Look through the entries for the string "price", and copy each line that holds it.
========================
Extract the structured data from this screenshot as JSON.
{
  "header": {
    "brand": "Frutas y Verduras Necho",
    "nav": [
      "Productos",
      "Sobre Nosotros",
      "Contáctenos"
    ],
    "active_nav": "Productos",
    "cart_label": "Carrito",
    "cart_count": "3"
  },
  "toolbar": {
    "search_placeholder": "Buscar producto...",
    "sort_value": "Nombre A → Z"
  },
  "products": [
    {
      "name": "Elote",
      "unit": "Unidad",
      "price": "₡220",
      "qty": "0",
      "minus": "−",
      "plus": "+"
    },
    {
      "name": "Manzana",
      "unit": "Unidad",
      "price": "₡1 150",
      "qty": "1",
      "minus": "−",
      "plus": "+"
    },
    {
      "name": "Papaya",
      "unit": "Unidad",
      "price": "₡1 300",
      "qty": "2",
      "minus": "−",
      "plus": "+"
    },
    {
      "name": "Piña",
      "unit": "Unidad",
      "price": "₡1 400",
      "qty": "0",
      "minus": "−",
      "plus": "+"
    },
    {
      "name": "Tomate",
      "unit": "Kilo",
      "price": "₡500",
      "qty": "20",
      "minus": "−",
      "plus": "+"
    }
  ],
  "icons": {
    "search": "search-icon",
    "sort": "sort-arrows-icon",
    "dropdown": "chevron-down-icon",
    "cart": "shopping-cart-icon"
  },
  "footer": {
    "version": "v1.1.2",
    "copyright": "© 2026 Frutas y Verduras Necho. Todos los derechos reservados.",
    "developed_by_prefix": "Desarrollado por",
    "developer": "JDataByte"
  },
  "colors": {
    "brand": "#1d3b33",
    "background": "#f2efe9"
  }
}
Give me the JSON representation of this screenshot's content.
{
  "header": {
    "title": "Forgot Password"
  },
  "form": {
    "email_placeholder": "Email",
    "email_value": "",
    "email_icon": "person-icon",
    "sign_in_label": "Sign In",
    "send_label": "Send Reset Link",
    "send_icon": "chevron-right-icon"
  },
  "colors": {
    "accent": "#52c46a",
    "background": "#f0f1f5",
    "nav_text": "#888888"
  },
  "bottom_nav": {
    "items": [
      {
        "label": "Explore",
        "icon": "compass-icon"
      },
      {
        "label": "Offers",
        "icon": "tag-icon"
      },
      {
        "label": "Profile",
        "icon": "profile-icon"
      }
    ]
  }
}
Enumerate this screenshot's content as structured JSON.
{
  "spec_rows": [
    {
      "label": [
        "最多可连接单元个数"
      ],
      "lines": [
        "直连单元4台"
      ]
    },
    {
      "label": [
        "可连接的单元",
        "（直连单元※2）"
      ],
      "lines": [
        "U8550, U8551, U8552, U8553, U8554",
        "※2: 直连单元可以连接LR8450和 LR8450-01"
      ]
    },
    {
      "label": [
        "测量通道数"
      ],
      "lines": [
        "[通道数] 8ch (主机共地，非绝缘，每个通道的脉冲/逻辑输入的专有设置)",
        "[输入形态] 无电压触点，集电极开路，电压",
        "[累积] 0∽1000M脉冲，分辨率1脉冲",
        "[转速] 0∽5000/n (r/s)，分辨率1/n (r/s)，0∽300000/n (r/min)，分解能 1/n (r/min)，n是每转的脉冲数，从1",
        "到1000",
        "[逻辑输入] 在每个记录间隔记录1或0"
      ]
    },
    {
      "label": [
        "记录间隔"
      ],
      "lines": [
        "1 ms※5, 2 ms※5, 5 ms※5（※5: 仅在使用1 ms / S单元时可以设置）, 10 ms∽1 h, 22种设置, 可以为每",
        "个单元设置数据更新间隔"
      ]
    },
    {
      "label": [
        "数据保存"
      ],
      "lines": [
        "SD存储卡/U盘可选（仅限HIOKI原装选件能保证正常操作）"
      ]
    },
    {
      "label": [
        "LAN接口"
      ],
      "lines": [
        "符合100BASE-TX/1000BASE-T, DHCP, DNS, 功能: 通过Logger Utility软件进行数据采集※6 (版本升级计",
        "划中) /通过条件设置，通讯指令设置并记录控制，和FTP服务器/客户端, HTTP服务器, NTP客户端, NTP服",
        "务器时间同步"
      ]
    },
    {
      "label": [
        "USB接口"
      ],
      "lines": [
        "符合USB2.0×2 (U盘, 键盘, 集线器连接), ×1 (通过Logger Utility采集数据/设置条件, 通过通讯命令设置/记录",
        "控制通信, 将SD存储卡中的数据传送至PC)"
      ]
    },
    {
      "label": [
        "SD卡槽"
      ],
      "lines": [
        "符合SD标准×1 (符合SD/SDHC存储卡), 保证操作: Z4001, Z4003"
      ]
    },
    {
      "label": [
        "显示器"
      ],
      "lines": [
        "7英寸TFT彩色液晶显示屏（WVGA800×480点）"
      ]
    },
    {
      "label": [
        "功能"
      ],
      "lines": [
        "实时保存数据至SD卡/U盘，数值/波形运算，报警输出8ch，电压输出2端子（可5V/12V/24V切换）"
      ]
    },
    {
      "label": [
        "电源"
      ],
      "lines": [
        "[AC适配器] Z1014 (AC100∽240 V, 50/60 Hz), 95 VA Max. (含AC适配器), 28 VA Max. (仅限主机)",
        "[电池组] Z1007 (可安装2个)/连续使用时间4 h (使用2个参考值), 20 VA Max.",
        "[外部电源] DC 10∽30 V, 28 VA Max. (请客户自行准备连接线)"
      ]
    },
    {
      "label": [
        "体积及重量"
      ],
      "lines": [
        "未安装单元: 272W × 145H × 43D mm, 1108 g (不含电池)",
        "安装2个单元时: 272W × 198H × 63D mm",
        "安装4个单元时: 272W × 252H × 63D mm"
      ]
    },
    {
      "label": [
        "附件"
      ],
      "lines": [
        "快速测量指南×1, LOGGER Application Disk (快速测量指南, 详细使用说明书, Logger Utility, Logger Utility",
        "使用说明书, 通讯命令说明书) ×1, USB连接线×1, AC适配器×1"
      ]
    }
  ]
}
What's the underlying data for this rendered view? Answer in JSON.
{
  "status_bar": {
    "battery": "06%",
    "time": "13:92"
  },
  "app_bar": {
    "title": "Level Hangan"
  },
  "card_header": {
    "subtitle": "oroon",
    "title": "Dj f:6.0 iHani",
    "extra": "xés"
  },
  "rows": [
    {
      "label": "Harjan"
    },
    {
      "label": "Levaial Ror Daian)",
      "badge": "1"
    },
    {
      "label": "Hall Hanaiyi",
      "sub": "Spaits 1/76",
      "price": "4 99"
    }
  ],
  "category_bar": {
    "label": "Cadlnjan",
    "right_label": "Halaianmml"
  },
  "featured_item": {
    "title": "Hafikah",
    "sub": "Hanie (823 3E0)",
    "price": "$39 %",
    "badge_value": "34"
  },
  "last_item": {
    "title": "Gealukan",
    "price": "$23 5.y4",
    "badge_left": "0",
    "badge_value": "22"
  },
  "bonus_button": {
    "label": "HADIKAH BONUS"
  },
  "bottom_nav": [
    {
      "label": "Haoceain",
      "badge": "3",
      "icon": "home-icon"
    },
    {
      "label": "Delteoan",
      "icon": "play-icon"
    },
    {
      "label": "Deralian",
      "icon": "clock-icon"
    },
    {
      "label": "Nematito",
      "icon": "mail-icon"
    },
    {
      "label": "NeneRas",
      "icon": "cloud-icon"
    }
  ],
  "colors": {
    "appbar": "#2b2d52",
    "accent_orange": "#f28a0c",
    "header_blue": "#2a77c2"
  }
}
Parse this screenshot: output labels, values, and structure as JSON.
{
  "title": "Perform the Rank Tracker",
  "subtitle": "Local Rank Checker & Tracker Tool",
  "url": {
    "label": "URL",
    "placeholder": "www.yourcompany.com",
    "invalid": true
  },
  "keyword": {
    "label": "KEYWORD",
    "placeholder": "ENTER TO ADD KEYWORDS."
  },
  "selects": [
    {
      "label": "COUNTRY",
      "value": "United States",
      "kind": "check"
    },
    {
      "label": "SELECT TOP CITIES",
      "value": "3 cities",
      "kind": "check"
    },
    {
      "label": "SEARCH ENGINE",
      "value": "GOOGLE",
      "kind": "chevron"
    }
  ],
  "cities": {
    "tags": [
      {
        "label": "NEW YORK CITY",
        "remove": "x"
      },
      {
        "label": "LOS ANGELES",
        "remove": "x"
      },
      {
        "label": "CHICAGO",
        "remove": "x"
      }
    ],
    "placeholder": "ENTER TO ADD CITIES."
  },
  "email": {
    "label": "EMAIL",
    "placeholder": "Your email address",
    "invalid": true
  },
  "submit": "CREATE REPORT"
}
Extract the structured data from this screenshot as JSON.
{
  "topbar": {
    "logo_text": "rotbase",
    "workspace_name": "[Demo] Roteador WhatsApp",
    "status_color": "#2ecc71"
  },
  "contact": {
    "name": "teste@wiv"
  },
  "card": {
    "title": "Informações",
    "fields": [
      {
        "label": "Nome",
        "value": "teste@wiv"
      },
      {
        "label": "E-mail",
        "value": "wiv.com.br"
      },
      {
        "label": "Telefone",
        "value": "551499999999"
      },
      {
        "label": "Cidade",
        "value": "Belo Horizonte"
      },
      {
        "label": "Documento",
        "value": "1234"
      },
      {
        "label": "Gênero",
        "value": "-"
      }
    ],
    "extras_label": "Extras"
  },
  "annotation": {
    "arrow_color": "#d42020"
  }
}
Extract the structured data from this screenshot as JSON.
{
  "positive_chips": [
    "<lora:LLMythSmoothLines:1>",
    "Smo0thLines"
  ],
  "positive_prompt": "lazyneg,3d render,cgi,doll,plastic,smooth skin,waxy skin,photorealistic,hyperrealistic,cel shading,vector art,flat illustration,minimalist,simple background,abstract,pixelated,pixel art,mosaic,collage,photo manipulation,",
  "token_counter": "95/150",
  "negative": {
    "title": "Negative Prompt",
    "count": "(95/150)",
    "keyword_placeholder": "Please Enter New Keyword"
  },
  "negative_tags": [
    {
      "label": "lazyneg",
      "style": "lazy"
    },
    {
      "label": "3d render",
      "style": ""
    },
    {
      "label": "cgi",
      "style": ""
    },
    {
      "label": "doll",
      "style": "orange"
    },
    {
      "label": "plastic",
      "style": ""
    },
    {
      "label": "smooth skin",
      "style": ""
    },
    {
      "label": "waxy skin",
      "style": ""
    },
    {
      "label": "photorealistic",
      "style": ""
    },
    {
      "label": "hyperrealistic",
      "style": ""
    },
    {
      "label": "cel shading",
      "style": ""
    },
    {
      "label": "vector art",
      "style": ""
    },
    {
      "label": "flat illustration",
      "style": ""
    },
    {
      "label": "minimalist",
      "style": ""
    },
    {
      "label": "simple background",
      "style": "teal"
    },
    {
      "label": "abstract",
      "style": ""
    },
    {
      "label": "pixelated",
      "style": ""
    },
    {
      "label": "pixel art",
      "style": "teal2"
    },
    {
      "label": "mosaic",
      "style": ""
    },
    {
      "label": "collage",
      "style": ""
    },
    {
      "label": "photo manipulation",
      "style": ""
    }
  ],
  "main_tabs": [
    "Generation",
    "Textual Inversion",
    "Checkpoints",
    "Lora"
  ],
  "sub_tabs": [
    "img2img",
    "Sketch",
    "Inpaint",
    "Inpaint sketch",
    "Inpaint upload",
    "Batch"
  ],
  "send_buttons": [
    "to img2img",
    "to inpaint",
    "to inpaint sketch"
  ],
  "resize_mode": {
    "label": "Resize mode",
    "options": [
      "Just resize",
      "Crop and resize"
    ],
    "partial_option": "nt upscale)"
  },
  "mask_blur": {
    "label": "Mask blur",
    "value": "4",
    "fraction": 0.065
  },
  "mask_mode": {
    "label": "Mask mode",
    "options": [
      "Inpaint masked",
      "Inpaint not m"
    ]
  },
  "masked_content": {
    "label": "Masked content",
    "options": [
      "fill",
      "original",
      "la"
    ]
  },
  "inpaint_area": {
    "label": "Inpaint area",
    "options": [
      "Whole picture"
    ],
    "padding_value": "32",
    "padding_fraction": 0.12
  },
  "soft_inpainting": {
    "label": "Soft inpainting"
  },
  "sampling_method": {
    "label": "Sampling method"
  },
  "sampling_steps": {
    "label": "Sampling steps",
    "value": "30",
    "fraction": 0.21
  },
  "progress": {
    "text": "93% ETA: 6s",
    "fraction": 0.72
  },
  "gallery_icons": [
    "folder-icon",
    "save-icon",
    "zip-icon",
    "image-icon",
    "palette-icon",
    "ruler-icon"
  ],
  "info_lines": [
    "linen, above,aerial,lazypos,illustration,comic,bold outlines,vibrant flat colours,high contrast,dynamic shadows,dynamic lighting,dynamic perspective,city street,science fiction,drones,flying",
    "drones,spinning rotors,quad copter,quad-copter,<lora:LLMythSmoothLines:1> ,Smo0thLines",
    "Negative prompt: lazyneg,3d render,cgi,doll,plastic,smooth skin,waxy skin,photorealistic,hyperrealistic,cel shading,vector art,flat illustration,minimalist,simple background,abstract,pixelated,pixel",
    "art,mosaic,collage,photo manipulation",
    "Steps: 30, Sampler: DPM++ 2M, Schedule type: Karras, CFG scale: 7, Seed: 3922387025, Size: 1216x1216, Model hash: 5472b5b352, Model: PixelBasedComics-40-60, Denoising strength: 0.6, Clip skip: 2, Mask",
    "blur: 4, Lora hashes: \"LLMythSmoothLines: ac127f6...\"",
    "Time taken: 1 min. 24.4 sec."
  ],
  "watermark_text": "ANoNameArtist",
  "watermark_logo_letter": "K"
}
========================
## Task answer
      "price": "₡220",
      "price": "₡1 150",
      "price": "₡1 300",
      "price": "₡1 400",
      "price": "₡500",
      "price": "4 99"
    "price": "$39 %",
    "price": "$23 5.y4",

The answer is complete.